- Turchin P., Nefedov S. 2009. Secular Cycles. Princeton, NJ: Princeton University Press.
- Turchin, Peter; Brennan, Rob; Currie, Thomas E.; Feeney, Kevin C.; Francois, Pieter; Hoyer, Daniel; Manning, Joseph G.; Marciniak, Arkadiusz; Mullins, Daniel; Palmisano, Alessio; Peregrine, Peter; Turner, Edward A. L.; Whitehouse, Harvey (2015). "Seshat: The Global History Databank". Cliodynamics: The Journal of Quantitative History and Cultural Evolution. 6 (1): 77–107. doi:10.21237/c7clio6127917. ISSN 2373-7530.
- Turchin, Peter (2015). Ultrasociety: How 10,000 Years of War Made Humans the Greatest Cooperators on Earth. Beresta Books. ISBN 978-0996139519.
- Zeigler, Donald (2010). "Book Review: Secular Cycles by Peter Turchin, Sergey A. Nefedov". International Social Science Review. 85 (3/4): 165–166. JSTOR 41887467.
- Zhao, Dingxin (2006). "Historical Dynamics: Why States Rise and Fall.
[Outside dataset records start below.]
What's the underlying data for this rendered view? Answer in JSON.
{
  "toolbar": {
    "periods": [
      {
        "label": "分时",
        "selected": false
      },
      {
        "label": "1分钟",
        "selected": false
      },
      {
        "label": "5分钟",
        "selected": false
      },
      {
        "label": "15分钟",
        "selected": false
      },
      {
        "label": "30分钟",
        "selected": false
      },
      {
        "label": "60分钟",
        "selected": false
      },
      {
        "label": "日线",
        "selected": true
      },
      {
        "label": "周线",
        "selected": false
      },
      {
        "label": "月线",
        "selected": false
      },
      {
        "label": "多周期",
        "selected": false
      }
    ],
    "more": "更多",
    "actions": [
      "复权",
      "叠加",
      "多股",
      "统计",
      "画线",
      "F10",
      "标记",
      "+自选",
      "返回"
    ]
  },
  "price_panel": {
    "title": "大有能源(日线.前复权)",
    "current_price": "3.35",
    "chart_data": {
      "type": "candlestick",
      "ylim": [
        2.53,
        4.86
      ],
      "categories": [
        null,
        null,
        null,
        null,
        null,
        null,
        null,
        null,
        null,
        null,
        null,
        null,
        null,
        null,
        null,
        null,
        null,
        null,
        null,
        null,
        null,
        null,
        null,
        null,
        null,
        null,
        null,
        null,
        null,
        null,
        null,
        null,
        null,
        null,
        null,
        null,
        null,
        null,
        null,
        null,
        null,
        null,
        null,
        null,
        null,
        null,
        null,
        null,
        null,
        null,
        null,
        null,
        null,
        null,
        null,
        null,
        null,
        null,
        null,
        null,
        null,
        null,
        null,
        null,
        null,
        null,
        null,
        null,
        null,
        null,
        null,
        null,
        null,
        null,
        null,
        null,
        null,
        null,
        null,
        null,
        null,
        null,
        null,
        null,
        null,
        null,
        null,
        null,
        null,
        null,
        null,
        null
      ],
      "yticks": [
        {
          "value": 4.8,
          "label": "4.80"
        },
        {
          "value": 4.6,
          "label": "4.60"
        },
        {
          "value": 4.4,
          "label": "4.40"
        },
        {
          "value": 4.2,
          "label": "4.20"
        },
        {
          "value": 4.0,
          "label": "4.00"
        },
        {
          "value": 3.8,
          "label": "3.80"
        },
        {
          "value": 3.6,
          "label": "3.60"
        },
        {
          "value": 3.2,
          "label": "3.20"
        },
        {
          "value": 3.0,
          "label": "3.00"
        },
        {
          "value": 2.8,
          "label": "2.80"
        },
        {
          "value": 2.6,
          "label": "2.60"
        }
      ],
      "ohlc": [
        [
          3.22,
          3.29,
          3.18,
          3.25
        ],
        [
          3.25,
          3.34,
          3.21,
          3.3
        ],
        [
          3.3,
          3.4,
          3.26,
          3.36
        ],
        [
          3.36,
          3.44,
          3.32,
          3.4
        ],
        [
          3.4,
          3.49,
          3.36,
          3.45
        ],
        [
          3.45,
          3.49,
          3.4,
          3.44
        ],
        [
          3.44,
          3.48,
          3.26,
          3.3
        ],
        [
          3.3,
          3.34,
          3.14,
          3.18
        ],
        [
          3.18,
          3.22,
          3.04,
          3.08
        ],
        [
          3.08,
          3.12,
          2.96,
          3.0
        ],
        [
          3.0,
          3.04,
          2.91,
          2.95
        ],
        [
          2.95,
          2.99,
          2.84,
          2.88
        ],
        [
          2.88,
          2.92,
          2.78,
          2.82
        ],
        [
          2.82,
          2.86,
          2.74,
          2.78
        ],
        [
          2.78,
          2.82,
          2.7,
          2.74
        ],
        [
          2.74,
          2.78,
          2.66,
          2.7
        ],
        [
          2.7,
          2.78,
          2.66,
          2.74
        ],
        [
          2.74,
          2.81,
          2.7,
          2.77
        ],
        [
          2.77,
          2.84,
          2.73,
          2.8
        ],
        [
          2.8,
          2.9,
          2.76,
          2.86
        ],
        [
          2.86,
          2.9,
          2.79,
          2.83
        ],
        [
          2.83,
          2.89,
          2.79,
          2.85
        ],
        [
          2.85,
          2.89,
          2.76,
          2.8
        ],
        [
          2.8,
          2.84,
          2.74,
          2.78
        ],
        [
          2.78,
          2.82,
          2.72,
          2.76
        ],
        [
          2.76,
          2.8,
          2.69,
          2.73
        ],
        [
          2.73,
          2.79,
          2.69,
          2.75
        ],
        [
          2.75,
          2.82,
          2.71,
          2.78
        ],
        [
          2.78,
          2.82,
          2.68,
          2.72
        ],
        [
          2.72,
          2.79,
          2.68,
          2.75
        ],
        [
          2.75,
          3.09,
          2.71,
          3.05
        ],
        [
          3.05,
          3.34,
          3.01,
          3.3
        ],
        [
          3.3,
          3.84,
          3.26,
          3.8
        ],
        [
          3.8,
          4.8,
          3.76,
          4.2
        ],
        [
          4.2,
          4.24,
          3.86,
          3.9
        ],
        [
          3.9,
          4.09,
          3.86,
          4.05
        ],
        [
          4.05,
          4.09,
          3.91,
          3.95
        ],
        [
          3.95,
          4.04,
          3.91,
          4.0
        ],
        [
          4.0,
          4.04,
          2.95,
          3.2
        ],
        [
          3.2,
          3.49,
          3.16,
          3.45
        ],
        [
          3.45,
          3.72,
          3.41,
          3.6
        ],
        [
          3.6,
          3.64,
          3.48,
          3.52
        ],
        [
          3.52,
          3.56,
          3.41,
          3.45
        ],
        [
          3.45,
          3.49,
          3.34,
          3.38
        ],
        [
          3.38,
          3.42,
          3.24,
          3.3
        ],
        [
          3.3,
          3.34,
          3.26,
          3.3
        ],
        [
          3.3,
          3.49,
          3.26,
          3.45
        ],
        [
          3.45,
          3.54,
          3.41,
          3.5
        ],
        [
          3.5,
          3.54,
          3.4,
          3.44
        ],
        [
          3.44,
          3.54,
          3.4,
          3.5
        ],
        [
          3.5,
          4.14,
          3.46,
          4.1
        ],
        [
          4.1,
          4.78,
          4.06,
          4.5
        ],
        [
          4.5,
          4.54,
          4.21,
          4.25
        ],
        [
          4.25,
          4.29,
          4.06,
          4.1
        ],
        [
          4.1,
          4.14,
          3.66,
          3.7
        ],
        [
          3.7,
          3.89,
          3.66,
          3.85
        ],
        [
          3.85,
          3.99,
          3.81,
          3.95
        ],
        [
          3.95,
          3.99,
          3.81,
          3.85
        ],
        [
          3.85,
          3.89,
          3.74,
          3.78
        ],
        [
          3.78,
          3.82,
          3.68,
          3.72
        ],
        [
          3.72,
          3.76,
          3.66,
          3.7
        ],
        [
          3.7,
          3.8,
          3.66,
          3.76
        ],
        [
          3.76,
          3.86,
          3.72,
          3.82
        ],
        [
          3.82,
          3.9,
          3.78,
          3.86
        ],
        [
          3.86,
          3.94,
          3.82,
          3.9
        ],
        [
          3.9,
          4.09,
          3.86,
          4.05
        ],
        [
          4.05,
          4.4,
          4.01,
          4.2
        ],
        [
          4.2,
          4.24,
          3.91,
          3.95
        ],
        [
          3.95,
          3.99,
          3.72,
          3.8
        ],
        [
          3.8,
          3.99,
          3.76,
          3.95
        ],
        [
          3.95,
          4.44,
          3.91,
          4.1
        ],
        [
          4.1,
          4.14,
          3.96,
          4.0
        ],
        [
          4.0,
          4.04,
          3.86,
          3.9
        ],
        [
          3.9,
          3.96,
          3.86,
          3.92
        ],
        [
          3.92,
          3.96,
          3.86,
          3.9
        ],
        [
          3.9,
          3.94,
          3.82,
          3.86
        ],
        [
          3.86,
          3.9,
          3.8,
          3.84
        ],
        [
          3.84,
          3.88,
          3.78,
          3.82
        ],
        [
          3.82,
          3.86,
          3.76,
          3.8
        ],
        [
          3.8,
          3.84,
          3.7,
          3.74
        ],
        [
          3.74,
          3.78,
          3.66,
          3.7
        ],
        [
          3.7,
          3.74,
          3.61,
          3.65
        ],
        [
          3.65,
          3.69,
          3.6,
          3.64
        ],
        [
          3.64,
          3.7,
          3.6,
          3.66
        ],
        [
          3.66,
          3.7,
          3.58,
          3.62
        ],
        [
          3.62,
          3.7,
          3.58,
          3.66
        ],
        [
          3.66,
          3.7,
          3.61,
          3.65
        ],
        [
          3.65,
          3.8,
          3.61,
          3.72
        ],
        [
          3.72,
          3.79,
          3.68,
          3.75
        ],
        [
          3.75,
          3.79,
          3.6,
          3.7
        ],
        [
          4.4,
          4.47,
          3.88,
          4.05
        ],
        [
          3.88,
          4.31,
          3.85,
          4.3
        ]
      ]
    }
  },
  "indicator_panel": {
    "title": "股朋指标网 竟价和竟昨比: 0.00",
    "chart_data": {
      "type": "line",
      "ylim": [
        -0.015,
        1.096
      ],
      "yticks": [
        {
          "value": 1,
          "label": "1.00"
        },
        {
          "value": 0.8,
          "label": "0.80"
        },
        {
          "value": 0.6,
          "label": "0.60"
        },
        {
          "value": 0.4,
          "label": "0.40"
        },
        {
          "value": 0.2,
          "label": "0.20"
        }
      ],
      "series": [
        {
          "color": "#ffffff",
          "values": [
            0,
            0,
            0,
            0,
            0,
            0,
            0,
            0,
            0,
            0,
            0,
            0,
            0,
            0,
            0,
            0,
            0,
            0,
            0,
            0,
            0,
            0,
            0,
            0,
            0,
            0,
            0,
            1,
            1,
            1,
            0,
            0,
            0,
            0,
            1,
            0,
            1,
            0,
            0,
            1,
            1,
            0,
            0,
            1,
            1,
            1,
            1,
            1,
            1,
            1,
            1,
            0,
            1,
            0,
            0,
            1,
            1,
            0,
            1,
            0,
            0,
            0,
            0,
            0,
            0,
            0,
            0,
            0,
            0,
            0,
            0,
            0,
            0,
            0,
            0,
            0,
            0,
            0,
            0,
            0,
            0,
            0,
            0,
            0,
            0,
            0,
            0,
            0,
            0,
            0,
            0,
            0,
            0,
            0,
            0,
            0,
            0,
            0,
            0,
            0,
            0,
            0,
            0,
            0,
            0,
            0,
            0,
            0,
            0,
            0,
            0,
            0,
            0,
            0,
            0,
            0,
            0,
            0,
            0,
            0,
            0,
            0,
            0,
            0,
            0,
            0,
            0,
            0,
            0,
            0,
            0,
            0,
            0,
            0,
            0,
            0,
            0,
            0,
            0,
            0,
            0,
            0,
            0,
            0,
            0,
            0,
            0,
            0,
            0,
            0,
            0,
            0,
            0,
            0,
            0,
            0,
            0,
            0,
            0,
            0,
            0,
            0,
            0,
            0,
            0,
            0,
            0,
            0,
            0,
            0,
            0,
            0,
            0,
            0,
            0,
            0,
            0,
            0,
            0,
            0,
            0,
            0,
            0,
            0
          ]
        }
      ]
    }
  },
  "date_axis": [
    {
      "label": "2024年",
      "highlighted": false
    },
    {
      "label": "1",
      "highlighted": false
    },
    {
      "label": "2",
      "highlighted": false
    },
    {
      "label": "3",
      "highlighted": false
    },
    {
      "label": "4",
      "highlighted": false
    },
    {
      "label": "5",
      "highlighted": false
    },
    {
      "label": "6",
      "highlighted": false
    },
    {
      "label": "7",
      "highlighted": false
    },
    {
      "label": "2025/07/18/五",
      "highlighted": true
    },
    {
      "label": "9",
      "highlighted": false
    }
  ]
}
By Peter Turchin". American Journal of Sociology. 112 (1): 308–310. doi:10.1086/507802. ISSN 0002-9602.
- Cliodynamics: The Journal of Quantitative History and Cultural Evolutio
- Seshat: Global History Databank
- Peter Turchin's Cliodynamics Page
- Why do we need mathematical models of historical processes?
- Historical Dynamics in a time of Crisis: Late Byzantium, 1204-1453 (a discussion of some concepts of cliodynamics from the point of view of medieval studies)
- "Nature" article (August 2012): Human cycles: History as science
- Evolution Institute